Chapter 9: Context, theory and rationality: an uneasy relationship?
Context is messy. Dealing with context in order to explain the outcome of a political or administrative process means taking into account the decisions and actions by individual politicians or bureaucrats, the media’s attention (or not) of (alleged or real) administrative malfeasance, ad hoc informal linkages between domestic and transnational institutions, and so on. We deal with context because it is often there that we hope to find the explanation to why and how public organizations were redesigned, created or terminated, or whatever our specific research question might be. Not only is the devil in the detail, this is also where we find the key explanations to social, political and administrative behavior. Through “thick description” (Geertz, 1973) we uncover the richness of context that explains why people, organizations or states behave the way they do. However, as social scientists we are expected not only to account for such behavior in individual cases but also in a broader and more general sense to build or test theory. In an ideal world we should use such case studies to develop more general models or theories of such behavior. Taking that step from the case-specific to the more general requires that much of the context used to account for the case is dropped over the proverbial railing as generalization is predicated on some degree of simplification.

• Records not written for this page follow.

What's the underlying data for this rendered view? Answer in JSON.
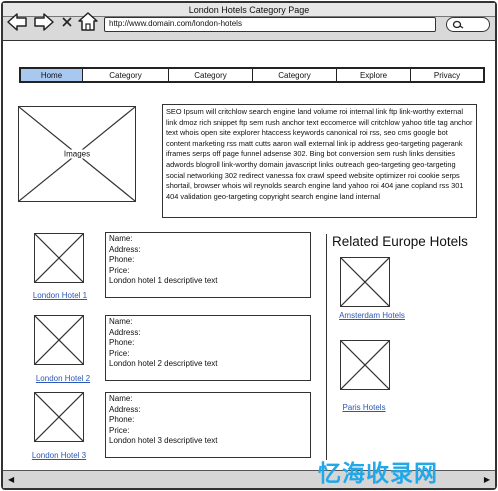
{
  "window": {
    "title": "London Hotels Category Page"
  },
  "browser": {
    "url": "http://www.domain.com/london-hotels",
    "icons": [
      "arrow-back-icon",
      "arrow-forward-icon",
      "close-icon",
      "home-icon",
      "search-icon"
    ]
  },
  "menu": {
    "items": [
      {
        "label": "Home",
        "active": true
      },
      {
        "label": "Category"
      },
      {
        "label": "Category"
      },
      {
        "label": "Category"
      },
      {
        "label": "Explore"
      },
      {
        "label": "Privacy"
      }
    ],
    "active_color": "#a9c8f0"
  },
  "hero": {
    "image_label": "Images",
    "seo_text": "SEO Ipsum will critchlow search engine land volume roi internal link ftp link-worthy external link dmoz rich snippet ftp sem rush anchor text eccomerce will critchlow yahoo title tag anchor text whois open site explorer htaccess keywords canonical roi rss, seo cms google bot content marketing rss matt cutts aaron wall external link ip address geo-targeting pagerank iframes serps off page funnel adsense 302. Bing bot conversion sem rush links densities adwords blogroll link-worthy domain javascript links outreach geo-targeting geo-targeting social networking 302 redirect vanessa fox crawl speed website optimizer roi cookie serps shortail, browser whois wil reynolds search engine land yahoo roi 404 jane copland rss 301 404 validation geo-targeting copyright search engine land internal"
  },
  "hotels": [
    {
      "link": "London Hotel 1",
      "name": "Name:",
      "address": "Address:",
      "phone": "Phone:",
      "price": "Price:",
      "desc": "London hotel 1 descriptive text"
    },
    {
      "link": "London Hotel 2",
      "name": "Name:",
      "address": "Address:",
      "phone": "Phone:",
      "price": "Price:",
      "desc": "London hotel 2 descriptive text"
    },
    {
      "link": "London Hotel 3",
      "name": "Name:",
      "address": "Address:",
      "phone": "Phone:",
      "price": "Price:",
      "desc": "London hotel 3 descriptive text"
    }
  ],
  "related": {
    "title": "Related Europe Hotels",
    "items": [
      {
        "link": "Amsterdam Hotels"
      },
      {
        "link": "Paris Hotels"
      }
    ]
  },
  "watermark": "忆海收录网",
  "colors": {
    "link": "#2a56b8",
    "watermark": "#22a8e8",
    "chrome": "#d9d9d9"
  }
}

You are not authenticated to view the full text of this chapter or article.
Elgaronline requires a subscription or purchase to access the full text of books or journals. Please login through your library system or with your personal username and password on the homepage.

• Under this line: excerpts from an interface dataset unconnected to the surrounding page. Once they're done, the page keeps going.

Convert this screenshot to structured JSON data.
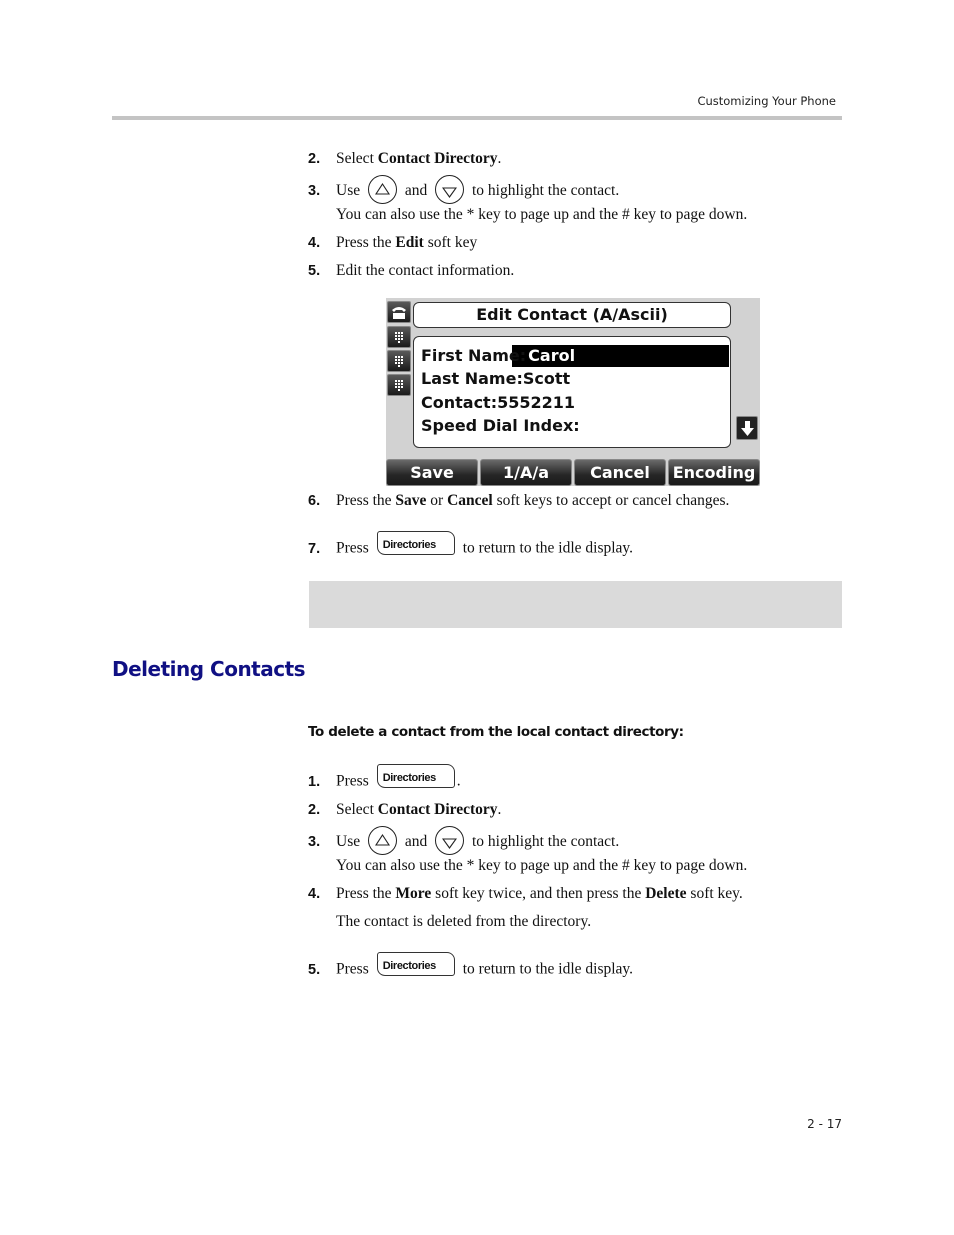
{
  "header": {
    "title": "Customizing Your Phone"
  },
  "steps_edit": [
    {
      "num": "2.",
      "pre": "Select ",
      "bold": "Contact Directory",
      "post": "."
    },
    {
      "num": "3.",
      "pre": "Use",
      "mid": "and",
      "post": "to highlight the contact.",
      "note": "You can also use the * key to page up and the # key to page down."
    },
    {
      "num": "4.",
      "pre": "Press the ",
      "bold": "Edit",
      "post": " soft key"
    },
    {
      "num": "5.",
      "text": "Edit the contact information."
    },
    {
      "num": "6.",
      "pre": "Press the ",
      "bold": "Save",
      "mid": " or ",
      "bold2": "Cancel",
      "post": " soft keys to accept or cancel changes."
    },
    {
      "num": "7.",
      "pre": "Press",
      "post": "to return to the idle display."
    }
  ],
  "directories_key": {
    "label": "Directories"
  },
  "icons": {
    "up": "up-arrow-nav-key-icon",
    "down": "down-arrow-nav-key-icon"
  },
  "phone_screen": {
    "title": "Edit Contact (A/Ascii)",
    "fields": [
      {
        "label": "First Name:",
        "value": "Carol"
      },
      {
        "label": "Last Name:",
        "value": "Scott"
      },
      {
        "label": "Contact:",
        "value": "5552211"
      },
      {
        "label": "Speed Dial Index:",
        "value": ""
      }
    ],
    "softkeys": [
      "Save",
      "1/A/a",
      "Cancel",
      "Encoding"
    ]
  },
  "section": {
    "heading": "Deleting Contacts",
    "procedure_heading": "To delete a contact from the local contact directory:"
  },
  "steps_delete": [
    {
      "num": "1.",
      "pre": "Press",
      "post": "."
    },
    {
      "num": "2.",
      "pre": "Select ",
      "bold": "Contact Directory",
      "post": "."
    },
    {
      "num": "3.",
      "pre": "Use",
      "mid": "and",
      "post": "to highlight the contact.",
      "note": "You can also use the * key to page up and the # key to page down."
    },
    {
      "num": "4.",
      "pre": "Press the ",
      "bold": "More",
      "mid": " soft key twice, and then press the ",
      "bold2": "Delete",
      "post": " soft key.",
      "note": "The contact is deleted from the directory."
    },
    {
      "num": "5.",
      "pre": "Press",
      "post": "to return to the idle display."
    }
  ],
  "footer": {
    "page_number": "2 - 17"
  }
}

Non-subscribers can freely search the site, view abstracts/ extracts and download selected front matter and introductory chapters for personal use.
Your library may not have purchased all subject areas. If you are authenticated and think you should have access to this title, please contact your librarian.